DIRECTIONS.
Counting task for the data below: how many lines hold the word "hours"? Answer with the number only.
=== DATA FOR THIS EXERCISE ===
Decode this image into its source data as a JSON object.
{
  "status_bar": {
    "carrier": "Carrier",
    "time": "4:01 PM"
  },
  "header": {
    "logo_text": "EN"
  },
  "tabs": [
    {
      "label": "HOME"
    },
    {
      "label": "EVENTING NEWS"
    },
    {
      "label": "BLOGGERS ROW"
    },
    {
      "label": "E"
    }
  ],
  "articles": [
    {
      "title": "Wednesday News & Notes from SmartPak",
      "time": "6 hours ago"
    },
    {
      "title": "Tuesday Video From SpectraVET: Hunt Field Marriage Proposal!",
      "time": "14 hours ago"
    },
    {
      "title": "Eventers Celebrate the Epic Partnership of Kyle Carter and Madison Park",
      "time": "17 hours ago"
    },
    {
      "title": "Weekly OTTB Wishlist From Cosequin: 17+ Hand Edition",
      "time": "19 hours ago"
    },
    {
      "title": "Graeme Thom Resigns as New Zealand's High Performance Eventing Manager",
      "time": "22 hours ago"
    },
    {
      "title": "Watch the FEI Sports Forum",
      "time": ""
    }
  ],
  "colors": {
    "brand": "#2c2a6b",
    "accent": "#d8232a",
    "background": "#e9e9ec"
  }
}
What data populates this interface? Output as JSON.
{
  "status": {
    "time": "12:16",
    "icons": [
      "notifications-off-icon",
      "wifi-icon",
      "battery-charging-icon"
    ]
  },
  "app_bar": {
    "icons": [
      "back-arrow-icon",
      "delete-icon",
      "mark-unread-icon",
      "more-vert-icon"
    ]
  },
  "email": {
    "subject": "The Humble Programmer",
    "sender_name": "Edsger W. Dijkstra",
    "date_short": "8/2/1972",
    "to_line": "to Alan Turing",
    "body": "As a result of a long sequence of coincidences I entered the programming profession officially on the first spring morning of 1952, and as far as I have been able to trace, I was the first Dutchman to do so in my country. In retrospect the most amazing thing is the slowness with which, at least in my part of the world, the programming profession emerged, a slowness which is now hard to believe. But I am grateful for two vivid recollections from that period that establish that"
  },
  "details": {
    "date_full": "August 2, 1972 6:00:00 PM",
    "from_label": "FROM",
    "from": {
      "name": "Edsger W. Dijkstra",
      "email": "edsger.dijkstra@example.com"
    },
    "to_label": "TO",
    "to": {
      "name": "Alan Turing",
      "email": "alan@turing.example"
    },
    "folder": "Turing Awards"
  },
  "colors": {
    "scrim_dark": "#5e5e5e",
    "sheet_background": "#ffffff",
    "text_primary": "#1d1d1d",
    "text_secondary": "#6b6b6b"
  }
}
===
TASK RESULT.
5